KTM690 wrote:An argument against is that it was suspected (as opposed to proved) that helmet use decreased cycling. ... Australia does have a hotter climate ... Northern Ireland is a bit colder....
Heat is an issue. However, I believe that the general point here is that you say "Wear a helmet" and people hear "Cycling is dangerous, and here's a reminder to wear on every trip", and stop doing it. That applies equally in the two places. That is part of the reason that a response is to ask about helmets for other activities; we are saying "Cycling is dangerous" when other things, about which we have few concerns, appear more so. By "dangerous" we normally mean "relative to comparable activities"; even lying at home in bed has some dangers (lots of people die there). Therefore, and since cycling does not appear to be the most dangerous thing we normally do without helmets, sceptics reply by asking whether the choice of cycling as a target for helmets is emotionally based.

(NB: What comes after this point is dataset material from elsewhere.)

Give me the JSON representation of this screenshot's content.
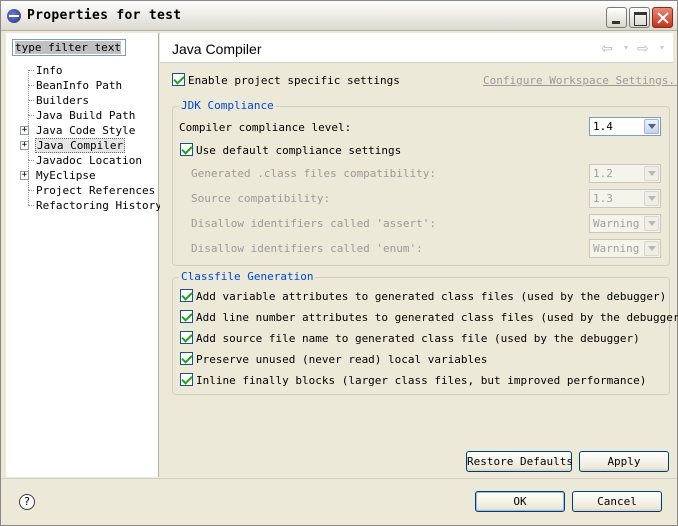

The paper did find that the proportion of cyclists presenting with head injuries at hospital dropped following helmet law - that was with 75% compliance.
This kind of thing is worth serious and calm discussion if we want the truth - which I believe I do, even coming from a position of doubt (so I'm interested in genuine answers). I'm strongly influenced by the national statistics that seem to show little benefit.
To understand the above result, we'd have to ask what was meant by a head injury; almost anything on the head will help with abrasions, and these, I understand, are often recorded as head injuries, whereas most of us are more concerned with skull and brain damage. Hence, you could get a reduction in minor scrapes to kids falling off at low speeds in parks, accompanied by an increase in serious injuries to older riders where any negative effects are more serious.
Also, we'd have to understand the wearing rate before legislation; it's the change in wearing rates, not the actual compliance rate, that would affect injuries.
By the way, my understanding is that cycling injuries are sufficiently rare that studies in individual hospitals are unlikely to achieve statistically-significant cohorts.
This was in the context of other road safety measures being introduced - drink driving and speed control. Although these measures to address driver behaviour were introduced it does not mean that less drivers were drunk or that speeds slowed. The reduction of head injuries was in the proportion of attendances as opposed to number.
Yes, fair point, but pedestrian head-injury rates also fell, suggesting an effect from the other legislation enacted at the same time.
It was also argued that net health benefit was reduced due to decrease in cycling - what's to say the kids didn't take up some other exercise instead?
Only cycling and walking can be built into lifestyle in an integral way (getting to work, school and the shops). Everything else is a special, planned activity (except perhaps informal stuff, such as kicking a football around with friends in the park - but previously you'd probably have cycled there and
played football). Hence you would not expect cycling to be replaced in many former commuters' lives, for example, in the same way that, if you banned or discouraged football, a lot of people might switch to another sport.
Prove to me that it's better that a child's head hit's the floor at 20 mph without a lid as opposed to with one and I'll agree that helmet law is daft.
Well you can prove relatively easily that the benefit can only be marginal. It's particularly hard to understand the people who argue that a helmet is more important the faster you go and the more dangerous the circumstances. If you take the design parameters seriously, this is rather like arguing that a small fire blanket is even more important in dealing with a factory on fire than a chip pan.
As far as I can make it out, helmets are roughly designed to protect you if you faint when standing (i.e. your head goes straight down, unprotected). To hit the floor at 20mph vertically downward, they'd have to jump off a wall (or a BMX ramp). Otherwise, if doing 20mph on a bike, they wouldn't hit the floor at 20mph because that's a forward speed, not a vertical one. Instead, they'd bounce, twist and scrape. How do helmets perform in such circumstances?
On a bike, your head is roughly at the same height as when standing (so it will hit the ground at about the same vertical
speed if you faint when riding as if you were standing). This is one reason why questions about walking helmets are not entirely unreasonable...